◆ DATA RECORDS:
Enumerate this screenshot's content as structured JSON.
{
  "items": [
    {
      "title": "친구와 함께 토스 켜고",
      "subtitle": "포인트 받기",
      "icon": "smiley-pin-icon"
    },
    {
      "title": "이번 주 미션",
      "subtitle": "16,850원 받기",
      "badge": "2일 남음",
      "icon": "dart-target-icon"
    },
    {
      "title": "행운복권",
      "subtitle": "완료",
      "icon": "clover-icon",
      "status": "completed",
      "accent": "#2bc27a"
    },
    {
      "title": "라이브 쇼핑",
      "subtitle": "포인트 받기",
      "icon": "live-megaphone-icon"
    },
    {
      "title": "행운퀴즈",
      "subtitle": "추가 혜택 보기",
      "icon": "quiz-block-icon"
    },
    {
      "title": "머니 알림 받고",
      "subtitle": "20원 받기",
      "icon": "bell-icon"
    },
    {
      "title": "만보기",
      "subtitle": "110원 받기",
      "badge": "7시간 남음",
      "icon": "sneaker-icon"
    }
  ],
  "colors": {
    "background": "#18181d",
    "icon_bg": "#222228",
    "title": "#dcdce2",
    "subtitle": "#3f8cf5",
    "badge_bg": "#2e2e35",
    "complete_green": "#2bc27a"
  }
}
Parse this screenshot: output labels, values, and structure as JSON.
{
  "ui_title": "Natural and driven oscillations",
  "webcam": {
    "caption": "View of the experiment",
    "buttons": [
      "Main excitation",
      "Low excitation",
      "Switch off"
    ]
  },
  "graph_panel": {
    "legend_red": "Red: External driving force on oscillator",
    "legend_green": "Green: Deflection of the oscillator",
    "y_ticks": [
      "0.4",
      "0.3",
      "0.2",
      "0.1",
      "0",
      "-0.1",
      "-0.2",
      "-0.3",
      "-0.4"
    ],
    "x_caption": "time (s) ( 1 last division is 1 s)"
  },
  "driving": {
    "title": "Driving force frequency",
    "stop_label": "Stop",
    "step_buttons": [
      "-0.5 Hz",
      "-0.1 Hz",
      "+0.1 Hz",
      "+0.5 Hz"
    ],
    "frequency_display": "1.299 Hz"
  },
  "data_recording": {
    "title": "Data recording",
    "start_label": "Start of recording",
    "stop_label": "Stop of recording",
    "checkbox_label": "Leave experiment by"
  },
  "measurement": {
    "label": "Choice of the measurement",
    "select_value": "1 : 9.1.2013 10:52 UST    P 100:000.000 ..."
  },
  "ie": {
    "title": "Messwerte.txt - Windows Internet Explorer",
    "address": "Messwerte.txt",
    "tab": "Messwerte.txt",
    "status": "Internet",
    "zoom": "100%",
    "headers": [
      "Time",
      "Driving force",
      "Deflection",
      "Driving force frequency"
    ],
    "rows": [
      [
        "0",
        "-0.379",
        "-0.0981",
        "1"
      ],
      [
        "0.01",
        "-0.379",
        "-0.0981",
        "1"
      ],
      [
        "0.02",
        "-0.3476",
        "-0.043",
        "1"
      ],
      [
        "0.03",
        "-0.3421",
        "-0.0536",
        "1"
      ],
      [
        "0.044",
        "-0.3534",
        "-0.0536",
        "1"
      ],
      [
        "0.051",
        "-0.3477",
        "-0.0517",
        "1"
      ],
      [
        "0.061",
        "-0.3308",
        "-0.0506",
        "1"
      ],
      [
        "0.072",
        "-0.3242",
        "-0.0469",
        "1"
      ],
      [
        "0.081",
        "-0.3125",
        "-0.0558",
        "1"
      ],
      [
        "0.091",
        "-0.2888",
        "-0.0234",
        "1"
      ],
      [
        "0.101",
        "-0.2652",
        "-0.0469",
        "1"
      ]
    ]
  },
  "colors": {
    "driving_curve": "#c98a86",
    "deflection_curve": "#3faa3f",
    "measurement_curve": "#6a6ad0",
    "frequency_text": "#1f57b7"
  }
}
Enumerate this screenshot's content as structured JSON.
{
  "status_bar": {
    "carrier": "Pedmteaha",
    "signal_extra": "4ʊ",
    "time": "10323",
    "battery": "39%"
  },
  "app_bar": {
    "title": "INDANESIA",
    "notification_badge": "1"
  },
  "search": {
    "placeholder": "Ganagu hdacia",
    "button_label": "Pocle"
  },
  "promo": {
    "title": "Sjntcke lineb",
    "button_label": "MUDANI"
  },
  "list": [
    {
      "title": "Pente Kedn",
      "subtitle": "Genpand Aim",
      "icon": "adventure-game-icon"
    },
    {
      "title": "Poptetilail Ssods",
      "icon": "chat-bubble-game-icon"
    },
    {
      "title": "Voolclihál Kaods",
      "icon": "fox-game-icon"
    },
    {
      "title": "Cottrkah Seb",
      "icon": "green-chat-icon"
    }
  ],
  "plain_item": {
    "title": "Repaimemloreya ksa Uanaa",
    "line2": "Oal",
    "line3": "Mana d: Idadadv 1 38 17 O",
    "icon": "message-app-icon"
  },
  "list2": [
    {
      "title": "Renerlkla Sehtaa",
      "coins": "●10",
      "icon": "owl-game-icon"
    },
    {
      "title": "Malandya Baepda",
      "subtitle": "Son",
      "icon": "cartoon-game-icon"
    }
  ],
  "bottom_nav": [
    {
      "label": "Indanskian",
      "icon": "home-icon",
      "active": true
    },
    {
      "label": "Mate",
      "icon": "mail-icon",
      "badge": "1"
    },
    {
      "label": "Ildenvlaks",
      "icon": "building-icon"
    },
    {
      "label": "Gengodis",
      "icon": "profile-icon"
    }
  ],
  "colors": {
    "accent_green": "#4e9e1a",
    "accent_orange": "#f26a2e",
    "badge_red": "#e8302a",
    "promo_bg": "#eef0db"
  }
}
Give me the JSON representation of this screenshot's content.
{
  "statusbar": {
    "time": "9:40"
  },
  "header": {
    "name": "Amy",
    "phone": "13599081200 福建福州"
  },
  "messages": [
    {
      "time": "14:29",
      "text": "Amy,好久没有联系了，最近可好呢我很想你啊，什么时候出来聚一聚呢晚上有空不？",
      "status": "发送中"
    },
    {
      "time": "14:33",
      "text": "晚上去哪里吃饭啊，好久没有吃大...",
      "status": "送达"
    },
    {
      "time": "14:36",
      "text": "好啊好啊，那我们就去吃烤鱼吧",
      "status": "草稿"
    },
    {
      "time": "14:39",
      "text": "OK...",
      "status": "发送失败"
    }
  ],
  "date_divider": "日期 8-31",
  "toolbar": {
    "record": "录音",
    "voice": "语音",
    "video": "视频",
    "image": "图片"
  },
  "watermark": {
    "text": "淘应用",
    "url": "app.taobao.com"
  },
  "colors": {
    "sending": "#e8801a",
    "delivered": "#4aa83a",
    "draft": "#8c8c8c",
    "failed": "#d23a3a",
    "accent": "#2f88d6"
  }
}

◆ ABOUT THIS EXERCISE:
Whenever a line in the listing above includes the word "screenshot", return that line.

◆ RESPONSE:
Enumerate this screenshot's content as structured JSON.
Parse this screenshot: output labels, values, and structure as JSON.
Enumerate this screenshot's content as structured JSON.
Give me the JSON representation of this screenshot's content.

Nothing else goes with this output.